· 西藏菜 Tibetan cuisine

Barley is the staple carbohydrate. Popular dishes include various stewed dishes and soups, and steamed dumplings with various fillings. If meat is used, yak meat is common (though Buddhism promotes vegetarianism, Tibet is home to some of the harshest weather on Earth, and many Tibetans do eat meat). Yak butter is also commonly used, especially in yak butter tea and drunk throughout the day. Note that in altitudes of Tibet, water can never reach the sea level boiling point of 100 degrees C; 85-90 degrees is more realistic. As a result, teas and other water-based things need to be brewed/stewed for a significantly longer time. Rice is difficult to cook at high altitudes, though pressure cooking has made it possible in recent times.

· 客家菜 Hakka cuisine

As the Hakka people are known for their migration throughout southeast Asia, you are more likely to find this cuisine outside (mainland) China than within; Malaysia and Taiwan are excellent places to look.

· 山西 Shanxi cuisine
· 陝西 Shaanxi cuisine
· 海南菜 Hainan cuisine
· 雲南菜 Yunnan cuisine
· 京菜 Beijing cuisine (and the associated Imperial Cuisine)

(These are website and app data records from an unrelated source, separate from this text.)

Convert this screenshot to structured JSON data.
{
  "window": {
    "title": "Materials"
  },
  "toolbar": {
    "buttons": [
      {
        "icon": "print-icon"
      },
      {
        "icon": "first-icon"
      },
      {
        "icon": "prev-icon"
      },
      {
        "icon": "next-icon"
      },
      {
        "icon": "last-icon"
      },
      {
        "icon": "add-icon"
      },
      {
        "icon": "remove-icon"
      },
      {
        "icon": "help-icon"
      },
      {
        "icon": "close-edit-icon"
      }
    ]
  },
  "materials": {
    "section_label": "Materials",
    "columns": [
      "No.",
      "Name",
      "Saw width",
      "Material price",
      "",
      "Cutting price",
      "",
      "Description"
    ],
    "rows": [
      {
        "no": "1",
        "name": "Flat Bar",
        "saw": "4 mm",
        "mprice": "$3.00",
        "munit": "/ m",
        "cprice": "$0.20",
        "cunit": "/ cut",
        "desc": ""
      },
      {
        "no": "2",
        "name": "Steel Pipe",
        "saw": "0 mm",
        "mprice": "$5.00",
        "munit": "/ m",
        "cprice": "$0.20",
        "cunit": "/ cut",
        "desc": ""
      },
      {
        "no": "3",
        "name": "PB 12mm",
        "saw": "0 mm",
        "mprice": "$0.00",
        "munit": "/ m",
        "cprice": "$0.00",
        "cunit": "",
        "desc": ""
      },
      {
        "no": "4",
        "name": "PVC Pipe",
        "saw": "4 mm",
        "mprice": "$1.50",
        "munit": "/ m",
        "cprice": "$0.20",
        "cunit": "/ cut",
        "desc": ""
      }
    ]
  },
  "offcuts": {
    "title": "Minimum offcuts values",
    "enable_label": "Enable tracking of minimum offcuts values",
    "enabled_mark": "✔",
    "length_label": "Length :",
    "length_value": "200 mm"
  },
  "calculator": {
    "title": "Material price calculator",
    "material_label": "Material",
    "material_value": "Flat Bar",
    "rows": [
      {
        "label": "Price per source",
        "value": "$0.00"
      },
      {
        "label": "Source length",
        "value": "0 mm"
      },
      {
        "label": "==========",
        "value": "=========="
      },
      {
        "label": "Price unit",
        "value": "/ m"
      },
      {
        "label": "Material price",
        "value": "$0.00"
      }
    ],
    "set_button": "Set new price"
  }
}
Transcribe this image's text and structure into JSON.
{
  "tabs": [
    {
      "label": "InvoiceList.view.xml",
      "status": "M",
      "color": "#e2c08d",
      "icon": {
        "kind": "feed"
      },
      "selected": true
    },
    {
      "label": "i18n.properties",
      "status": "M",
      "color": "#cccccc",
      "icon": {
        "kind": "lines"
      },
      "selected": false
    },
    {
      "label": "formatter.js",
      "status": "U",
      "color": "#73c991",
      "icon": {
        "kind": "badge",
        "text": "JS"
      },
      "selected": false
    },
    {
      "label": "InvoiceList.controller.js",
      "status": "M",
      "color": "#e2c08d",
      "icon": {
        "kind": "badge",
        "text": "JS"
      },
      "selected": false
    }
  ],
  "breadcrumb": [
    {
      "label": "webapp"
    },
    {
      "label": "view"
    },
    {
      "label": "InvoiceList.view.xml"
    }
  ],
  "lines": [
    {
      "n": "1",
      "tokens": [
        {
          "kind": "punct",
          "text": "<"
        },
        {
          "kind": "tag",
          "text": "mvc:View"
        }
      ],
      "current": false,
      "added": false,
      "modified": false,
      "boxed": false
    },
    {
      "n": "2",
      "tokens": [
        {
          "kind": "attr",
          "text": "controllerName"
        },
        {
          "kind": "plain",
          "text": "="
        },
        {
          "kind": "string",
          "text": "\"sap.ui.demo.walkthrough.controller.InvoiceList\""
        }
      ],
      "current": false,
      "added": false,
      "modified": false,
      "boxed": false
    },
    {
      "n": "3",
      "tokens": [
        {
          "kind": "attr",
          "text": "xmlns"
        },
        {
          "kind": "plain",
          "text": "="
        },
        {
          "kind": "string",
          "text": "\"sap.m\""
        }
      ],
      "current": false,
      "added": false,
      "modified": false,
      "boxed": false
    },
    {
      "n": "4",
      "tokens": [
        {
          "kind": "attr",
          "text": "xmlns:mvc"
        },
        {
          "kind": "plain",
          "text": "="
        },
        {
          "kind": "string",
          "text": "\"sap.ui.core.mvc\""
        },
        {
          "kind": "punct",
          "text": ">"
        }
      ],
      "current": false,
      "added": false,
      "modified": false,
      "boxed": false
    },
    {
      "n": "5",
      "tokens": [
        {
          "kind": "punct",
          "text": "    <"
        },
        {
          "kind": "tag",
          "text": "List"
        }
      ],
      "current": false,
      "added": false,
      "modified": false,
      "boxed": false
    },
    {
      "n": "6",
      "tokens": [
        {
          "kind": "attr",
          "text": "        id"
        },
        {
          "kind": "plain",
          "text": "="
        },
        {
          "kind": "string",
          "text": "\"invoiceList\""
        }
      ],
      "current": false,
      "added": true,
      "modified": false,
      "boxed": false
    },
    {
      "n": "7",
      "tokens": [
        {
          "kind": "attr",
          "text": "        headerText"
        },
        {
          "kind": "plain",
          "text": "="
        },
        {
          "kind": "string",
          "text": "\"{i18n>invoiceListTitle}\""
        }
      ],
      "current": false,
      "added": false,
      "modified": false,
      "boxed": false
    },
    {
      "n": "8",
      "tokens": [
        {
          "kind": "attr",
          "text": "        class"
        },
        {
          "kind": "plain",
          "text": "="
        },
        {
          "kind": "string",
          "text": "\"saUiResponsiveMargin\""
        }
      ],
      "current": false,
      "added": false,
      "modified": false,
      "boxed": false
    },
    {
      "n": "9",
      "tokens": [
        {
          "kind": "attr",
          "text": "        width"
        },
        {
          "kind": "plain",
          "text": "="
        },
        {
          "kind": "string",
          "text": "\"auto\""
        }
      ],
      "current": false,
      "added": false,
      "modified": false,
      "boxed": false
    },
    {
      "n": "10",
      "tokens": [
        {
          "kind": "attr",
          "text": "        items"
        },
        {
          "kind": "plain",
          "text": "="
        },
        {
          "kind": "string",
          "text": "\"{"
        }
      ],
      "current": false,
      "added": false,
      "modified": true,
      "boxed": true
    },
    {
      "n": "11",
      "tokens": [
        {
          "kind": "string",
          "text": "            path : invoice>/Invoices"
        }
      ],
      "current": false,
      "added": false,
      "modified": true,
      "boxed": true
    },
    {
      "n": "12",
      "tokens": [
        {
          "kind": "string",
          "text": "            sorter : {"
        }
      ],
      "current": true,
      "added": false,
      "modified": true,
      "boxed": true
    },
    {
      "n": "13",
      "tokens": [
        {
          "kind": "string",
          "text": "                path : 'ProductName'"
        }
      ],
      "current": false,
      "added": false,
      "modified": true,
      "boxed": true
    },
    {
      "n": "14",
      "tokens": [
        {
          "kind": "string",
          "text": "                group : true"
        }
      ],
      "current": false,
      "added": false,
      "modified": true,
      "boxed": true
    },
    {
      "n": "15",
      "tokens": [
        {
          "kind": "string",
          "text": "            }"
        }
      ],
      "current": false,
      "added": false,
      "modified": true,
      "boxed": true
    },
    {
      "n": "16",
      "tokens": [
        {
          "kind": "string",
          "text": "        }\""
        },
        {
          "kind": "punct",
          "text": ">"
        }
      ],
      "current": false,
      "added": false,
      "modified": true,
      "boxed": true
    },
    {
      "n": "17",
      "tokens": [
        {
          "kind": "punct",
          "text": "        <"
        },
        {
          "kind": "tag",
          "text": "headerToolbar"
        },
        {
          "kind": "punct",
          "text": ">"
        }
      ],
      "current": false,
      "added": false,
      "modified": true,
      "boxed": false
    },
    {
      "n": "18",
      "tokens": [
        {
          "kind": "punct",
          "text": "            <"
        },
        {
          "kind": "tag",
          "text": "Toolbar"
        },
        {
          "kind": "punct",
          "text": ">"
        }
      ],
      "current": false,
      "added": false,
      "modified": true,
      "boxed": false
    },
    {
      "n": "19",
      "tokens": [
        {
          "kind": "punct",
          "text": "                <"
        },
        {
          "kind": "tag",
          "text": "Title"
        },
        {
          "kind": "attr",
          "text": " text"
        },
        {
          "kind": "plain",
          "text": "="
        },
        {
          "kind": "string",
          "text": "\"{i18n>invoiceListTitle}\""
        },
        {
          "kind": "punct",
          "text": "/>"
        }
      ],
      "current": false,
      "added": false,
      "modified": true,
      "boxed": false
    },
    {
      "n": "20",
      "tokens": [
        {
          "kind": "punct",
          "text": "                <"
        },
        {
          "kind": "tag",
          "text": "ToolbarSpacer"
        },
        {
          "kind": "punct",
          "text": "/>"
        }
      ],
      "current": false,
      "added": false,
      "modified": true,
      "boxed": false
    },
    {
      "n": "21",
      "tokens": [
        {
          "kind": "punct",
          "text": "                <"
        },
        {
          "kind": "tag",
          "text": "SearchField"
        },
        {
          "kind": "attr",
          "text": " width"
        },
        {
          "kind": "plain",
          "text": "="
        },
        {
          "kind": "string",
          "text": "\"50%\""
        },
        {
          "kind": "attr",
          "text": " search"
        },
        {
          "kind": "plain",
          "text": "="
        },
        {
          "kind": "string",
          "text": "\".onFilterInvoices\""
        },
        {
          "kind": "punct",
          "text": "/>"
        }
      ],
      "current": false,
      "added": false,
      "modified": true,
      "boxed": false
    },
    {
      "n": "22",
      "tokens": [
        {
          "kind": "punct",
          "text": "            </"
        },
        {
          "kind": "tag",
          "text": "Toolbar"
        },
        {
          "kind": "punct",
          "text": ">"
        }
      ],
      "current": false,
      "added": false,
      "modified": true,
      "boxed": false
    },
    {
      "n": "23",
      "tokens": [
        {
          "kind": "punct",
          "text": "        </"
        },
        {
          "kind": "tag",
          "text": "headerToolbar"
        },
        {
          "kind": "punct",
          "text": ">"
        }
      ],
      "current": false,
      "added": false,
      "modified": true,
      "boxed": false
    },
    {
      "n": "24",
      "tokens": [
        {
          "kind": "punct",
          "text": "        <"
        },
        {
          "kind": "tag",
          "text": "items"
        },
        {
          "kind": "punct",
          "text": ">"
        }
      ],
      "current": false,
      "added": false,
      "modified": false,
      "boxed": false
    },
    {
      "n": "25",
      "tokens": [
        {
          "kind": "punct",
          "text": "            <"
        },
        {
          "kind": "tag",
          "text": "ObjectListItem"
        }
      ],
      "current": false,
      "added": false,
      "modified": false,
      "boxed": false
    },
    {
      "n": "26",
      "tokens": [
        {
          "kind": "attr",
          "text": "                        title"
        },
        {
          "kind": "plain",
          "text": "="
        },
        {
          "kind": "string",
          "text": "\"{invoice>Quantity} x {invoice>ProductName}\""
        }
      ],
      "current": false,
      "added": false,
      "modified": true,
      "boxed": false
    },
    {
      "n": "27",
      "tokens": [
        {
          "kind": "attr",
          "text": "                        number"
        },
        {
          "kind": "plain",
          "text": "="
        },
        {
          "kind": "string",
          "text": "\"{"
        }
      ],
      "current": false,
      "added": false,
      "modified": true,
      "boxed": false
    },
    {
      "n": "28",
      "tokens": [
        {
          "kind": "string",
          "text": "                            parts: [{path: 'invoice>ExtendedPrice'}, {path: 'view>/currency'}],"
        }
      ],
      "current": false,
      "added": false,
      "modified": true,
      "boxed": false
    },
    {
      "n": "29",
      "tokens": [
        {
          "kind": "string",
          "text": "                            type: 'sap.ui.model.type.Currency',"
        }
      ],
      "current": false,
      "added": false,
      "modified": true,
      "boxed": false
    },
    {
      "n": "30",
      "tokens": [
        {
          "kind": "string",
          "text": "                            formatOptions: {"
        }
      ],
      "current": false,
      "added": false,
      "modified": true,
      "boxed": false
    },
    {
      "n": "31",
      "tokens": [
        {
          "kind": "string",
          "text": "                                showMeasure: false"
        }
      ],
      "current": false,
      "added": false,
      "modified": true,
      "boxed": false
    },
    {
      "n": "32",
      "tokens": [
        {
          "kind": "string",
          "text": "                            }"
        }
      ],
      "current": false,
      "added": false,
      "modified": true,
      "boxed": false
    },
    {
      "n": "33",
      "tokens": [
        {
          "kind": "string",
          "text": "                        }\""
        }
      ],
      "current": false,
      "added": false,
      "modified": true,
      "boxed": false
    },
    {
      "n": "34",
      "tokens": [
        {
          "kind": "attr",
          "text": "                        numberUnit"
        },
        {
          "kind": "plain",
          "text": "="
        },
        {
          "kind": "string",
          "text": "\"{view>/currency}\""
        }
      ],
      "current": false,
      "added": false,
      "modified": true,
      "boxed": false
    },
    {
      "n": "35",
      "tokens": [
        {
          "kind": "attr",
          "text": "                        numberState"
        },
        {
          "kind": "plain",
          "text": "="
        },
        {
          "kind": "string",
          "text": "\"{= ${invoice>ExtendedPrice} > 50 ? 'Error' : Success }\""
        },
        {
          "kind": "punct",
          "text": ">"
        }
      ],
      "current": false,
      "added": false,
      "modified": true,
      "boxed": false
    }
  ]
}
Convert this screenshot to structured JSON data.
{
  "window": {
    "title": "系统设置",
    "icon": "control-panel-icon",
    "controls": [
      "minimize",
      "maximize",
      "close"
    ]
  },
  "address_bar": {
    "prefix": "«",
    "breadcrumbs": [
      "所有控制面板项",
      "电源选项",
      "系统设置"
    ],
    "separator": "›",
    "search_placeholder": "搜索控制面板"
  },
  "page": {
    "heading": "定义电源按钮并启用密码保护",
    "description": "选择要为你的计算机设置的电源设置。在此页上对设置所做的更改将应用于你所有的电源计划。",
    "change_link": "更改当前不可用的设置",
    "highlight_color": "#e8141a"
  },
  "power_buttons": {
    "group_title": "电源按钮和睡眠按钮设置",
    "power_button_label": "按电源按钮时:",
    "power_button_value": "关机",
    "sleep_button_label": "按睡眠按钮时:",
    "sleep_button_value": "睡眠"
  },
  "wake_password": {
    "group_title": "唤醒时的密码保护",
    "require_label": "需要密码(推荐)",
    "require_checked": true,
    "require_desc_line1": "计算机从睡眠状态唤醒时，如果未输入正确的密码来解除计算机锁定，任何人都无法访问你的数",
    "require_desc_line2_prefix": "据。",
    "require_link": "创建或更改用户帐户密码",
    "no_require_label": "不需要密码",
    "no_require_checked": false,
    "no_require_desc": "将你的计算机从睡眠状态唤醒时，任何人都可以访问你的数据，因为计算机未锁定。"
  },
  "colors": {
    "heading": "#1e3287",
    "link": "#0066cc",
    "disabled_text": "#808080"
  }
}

What I've written above is just the beginning. Just about every region, every city and ethnic group has its own set of traditional dishes.